Botox has been approved as a preventive treatment for chronic migraine headache by UK drug regulators. It is not exactly clear why it may work in chronic migraines but it is thought that, as well as being a muscle relaxant, it may work to block pain signals. Injections are made in muscles of the forehead and neck. When this is effective, the treatment typically needs to be repeated every three to six months.

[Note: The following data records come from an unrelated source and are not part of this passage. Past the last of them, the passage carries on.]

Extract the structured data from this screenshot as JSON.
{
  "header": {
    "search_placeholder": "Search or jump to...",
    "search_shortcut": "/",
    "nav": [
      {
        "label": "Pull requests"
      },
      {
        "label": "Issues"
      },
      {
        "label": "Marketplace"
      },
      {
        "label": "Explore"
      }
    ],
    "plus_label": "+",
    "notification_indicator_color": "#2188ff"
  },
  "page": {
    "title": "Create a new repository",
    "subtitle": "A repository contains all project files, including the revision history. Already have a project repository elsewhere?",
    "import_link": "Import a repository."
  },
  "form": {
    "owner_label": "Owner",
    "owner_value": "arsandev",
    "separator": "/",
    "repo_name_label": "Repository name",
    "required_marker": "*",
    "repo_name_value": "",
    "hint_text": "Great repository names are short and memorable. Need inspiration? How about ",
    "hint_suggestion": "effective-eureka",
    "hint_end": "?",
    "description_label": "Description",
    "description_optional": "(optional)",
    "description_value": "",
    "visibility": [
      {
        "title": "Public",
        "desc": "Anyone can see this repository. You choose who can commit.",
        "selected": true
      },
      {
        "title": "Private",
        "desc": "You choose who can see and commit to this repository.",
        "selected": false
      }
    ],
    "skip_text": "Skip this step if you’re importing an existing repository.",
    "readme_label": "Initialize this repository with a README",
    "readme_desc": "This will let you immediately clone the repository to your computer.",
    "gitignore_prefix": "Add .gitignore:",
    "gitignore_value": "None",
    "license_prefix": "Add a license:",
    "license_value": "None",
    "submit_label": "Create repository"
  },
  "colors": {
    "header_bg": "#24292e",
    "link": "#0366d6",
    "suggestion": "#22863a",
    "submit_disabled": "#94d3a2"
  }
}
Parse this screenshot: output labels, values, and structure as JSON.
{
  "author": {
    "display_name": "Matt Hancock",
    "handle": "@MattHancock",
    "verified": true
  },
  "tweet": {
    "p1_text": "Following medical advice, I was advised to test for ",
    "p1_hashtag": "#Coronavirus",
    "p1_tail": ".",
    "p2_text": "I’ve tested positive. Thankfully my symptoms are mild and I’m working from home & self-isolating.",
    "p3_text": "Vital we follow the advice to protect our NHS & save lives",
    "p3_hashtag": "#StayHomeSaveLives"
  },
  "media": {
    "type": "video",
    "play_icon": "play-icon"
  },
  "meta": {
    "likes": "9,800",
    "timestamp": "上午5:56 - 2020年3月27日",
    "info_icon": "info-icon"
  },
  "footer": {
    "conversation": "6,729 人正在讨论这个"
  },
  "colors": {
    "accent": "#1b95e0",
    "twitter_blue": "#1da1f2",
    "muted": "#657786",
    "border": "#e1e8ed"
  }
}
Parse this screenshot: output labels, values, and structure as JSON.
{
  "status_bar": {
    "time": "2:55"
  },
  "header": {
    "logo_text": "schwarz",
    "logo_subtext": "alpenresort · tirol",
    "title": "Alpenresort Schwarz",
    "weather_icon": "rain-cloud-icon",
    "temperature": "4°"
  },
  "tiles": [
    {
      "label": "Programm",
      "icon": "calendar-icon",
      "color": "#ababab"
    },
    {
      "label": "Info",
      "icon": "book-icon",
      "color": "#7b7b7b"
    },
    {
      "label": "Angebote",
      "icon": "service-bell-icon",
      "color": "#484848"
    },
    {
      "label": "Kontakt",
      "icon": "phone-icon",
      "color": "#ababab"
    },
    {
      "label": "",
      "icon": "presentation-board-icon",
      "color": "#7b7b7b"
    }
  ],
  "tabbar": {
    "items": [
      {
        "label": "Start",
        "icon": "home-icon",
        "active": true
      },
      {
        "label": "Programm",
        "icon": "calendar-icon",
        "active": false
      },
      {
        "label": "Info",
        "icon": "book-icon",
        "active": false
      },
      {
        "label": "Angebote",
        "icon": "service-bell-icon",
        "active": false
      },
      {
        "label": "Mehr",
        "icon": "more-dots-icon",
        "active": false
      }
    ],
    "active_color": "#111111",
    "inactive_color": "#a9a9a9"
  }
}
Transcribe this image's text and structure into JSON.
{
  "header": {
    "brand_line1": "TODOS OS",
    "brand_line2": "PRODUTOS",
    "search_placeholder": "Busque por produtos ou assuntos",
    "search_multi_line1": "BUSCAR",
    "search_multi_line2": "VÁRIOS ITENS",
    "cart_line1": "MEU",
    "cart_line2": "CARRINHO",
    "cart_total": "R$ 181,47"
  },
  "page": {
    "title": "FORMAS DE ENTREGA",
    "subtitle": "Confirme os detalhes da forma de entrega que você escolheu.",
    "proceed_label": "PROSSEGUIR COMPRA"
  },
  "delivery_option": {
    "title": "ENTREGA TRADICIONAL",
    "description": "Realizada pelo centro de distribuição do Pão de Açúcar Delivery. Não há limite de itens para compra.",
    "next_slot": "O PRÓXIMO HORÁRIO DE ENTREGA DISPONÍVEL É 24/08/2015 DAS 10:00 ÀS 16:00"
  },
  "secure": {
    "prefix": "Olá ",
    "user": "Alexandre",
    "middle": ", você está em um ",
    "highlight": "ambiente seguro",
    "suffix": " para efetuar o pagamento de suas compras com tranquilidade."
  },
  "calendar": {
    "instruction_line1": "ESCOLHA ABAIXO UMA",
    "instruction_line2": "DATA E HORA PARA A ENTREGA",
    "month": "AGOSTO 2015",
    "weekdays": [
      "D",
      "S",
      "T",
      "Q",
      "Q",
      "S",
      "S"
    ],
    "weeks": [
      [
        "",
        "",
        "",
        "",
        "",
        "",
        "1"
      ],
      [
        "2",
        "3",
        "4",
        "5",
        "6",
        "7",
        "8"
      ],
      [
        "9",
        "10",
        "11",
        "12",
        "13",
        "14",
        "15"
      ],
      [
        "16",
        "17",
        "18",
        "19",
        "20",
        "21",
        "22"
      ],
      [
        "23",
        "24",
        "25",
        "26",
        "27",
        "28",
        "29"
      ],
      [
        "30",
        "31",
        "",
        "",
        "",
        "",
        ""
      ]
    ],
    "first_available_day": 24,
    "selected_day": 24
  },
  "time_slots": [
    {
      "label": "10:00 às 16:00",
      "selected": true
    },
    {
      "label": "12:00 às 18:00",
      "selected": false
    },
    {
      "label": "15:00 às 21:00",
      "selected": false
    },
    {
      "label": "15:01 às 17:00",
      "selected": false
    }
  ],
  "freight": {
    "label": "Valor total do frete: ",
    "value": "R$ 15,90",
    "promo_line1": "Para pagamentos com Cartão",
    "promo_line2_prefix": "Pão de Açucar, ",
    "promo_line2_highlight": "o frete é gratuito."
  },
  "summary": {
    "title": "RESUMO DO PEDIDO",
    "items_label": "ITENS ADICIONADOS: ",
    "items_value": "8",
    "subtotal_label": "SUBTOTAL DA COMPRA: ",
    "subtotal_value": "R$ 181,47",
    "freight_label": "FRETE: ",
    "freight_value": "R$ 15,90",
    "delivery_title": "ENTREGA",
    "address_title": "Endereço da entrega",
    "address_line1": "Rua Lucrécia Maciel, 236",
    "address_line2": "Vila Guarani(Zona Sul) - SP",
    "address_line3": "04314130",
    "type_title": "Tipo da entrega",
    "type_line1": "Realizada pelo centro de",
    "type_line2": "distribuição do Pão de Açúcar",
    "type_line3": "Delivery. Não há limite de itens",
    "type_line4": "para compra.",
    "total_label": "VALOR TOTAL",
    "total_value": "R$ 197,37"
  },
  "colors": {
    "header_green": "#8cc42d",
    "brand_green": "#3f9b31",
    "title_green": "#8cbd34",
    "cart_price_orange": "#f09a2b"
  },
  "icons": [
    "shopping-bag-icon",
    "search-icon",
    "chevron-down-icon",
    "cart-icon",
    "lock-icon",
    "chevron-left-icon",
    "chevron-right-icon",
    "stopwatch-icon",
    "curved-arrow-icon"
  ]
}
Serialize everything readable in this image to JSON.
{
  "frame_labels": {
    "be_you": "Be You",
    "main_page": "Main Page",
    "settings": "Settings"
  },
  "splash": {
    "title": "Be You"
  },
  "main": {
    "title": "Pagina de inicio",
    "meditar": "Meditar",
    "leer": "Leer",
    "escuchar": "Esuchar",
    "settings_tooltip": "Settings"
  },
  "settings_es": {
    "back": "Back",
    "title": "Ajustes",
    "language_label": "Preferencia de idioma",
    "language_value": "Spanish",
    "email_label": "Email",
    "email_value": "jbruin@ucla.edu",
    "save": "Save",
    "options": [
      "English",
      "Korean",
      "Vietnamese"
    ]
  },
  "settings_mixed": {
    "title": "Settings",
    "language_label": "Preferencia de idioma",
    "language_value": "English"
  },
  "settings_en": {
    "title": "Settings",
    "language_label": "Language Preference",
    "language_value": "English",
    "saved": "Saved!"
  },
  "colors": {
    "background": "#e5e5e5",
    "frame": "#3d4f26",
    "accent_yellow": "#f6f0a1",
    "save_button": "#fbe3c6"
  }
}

Botulinum toxin A (Botox®) may be beneficial in patients with intractable migraine headaches that fail to respond to conventional preventive medication. The injections are administered to the scalp and temple. They may reduce the frequency and severity of migraine attacks after 2-3 months of injections. Botox must be administered every 2-3 months to maintain their effectiveness. The most appropriate duration of prophylactic therapy has not been determined. In most patients who are receiving prophylaxis, therapy must be continued for at least 3-6 months. A Plastic surgeon’s (Dr. Guyuron) studies showed that migraine headaches are caused by nerves in the face, neck and/or scalp being irritated by overly tight muscles so by loosening up these muscles, the pain can be cured.